#### ABOUT THIS TASK
Only the lines holding the word "selected" are wanted; copy each of them from the listing.

#### RECORDS TO PROCESS

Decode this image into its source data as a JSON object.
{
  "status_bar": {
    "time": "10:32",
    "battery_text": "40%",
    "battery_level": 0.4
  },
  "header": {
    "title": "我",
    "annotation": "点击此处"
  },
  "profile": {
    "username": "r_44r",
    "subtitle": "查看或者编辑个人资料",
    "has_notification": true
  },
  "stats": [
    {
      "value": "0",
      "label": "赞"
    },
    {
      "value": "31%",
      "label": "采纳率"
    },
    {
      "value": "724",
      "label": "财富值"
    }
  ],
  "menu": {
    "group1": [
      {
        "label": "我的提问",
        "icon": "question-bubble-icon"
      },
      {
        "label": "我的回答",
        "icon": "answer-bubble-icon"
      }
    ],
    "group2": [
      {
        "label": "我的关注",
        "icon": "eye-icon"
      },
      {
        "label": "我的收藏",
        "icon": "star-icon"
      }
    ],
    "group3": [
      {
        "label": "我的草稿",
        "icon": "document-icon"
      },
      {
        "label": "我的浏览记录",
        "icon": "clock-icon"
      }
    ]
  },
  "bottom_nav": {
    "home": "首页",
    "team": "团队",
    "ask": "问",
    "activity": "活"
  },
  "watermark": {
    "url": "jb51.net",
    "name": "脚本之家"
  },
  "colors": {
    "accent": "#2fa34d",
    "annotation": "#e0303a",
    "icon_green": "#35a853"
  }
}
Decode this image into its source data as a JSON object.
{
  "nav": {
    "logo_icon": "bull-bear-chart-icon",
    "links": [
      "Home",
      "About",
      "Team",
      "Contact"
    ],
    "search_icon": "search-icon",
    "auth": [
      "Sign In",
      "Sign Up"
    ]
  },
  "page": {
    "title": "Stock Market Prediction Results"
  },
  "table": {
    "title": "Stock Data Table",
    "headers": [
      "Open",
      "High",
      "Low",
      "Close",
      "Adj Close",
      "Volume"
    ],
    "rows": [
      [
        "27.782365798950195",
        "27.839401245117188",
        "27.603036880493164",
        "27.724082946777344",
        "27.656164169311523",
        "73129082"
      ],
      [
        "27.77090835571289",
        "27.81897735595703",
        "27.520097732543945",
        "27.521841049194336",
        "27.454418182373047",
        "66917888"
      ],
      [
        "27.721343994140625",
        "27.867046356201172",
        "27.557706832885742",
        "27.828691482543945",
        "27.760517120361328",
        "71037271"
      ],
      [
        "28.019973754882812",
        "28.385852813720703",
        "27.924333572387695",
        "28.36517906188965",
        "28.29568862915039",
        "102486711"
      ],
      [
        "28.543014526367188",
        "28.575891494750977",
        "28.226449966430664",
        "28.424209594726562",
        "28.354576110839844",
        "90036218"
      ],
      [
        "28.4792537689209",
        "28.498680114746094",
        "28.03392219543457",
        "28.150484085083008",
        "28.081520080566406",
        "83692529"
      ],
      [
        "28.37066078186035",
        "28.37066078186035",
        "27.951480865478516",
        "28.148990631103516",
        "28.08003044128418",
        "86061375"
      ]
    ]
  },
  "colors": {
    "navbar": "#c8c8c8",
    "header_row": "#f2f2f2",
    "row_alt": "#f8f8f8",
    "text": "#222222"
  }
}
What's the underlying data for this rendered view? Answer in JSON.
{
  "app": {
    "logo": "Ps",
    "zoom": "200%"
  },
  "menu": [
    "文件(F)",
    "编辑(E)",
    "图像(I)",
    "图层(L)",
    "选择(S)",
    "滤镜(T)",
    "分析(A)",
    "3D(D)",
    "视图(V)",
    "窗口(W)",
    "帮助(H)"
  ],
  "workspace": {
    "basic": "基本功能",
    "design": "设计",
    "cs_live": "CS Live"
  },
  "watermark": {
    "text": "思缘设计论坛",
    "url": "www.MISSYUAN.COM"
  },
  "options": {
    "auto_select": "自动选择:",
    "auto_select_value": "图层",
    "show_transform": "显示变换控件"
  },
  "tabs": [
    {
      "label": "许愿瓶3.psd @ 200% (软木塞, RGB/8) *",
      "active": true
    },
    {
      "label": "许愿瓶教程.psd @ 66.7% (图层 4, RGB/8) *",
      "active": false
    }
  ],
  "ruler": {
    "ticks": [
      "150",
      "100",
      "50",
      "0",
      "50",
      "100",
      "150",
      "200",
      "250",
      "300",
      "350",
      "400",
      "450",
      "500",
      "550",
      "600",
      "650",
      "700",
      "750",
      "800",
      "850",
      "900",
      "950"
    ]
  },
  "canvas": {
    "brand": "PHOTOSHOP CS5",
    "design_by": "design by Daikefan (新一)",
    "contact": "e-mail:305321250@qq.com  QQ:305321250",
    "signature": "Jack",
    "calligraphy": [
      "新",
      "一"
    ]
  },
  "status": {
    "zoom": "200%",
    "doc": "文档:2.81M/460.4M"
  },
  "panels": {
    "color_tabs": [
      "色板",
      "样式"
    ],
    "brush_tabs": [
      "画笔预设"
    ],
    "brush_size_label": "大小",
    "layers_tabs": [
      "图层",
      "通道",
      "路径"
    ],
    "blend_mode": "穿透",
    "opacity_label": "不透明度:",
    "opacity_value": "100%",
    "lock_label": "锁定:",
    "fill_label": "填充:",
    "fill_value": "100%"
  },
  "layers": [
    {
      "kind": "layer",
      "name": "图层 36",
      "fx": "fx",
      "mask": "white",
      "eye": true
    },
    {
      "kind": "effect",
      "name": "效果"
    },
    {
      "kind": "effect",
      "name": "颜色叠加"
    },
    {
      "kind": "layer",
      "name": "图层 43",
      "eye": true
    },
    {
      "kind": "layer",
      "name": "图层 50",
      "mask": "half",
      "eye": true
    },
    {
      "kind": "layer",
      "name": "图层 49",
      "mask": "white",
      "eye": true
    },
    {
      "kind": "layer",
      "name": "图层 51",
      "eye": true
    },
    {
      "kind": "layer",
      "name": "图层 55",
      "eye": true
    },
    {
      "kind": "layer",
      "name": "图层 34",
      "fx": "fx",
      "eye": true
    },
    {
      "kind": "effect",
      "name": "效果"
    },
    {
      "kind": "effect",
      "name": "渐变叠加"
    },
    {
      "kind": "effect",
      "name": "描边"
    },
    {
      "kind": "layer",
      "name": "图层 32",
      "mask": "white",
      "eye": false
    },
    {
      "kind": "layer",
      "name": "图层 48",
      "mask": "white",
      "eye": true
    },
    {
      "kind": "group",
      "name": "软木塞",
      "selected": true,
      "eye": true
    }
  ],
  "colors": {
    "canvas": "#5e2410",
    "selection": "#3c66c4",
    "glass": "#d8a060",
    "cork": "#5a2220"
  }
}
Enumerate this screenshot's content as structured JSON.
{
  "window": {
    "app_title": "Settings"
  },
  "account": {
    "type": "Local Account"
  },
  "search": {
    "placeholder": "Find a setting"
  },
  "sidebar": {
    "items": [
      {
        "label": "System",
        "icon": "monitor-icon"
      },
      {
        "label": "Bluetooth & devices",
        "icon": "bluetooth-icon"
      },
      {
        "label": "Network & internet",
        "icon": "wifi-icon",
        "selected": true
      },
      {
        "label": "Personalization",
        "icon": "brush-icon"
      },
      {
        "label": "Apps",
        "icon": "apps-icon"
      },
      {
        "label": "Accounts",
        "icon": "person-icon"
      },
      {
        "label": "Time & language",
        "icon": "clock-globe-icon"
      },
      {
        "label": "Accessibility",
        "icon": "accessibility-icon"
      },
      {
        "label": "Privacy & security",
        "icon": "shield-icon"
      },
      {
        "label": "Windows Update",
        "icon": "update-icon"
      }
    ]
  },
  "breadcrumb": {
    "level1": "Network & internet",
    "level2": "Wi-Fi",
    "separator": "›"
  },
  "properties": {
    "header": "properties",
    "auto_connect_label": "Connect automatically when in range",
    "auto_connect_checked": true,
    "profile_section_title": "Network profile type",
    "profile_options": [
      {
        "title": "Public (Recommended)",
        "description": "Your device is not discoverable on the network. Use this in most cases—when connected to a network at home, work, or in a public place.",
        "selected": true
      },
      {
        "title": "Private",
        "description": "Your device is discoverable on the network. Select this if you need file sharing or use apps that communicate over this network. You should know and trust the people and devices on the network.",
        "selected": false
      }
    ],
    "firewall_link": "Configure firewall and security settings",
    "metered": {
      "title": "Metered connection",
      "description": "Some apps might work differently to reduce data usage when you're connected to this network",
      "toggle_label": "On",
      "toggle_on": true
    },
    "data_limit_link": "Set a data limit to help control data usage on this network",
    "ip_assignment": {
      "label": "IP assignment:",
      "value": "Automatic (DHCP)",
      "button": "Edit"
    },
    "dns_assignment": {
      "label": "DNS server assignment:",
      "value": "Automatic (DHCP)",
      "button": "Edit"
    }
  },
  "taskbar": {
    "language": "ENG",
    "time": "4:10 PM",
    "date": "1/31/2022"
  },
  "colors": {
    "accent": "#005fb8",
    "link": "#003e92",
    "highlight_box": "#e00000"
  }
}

#### EXERCISE RESULT
      "selected": true,
        "selected": true
        "selected": true
        "selected": false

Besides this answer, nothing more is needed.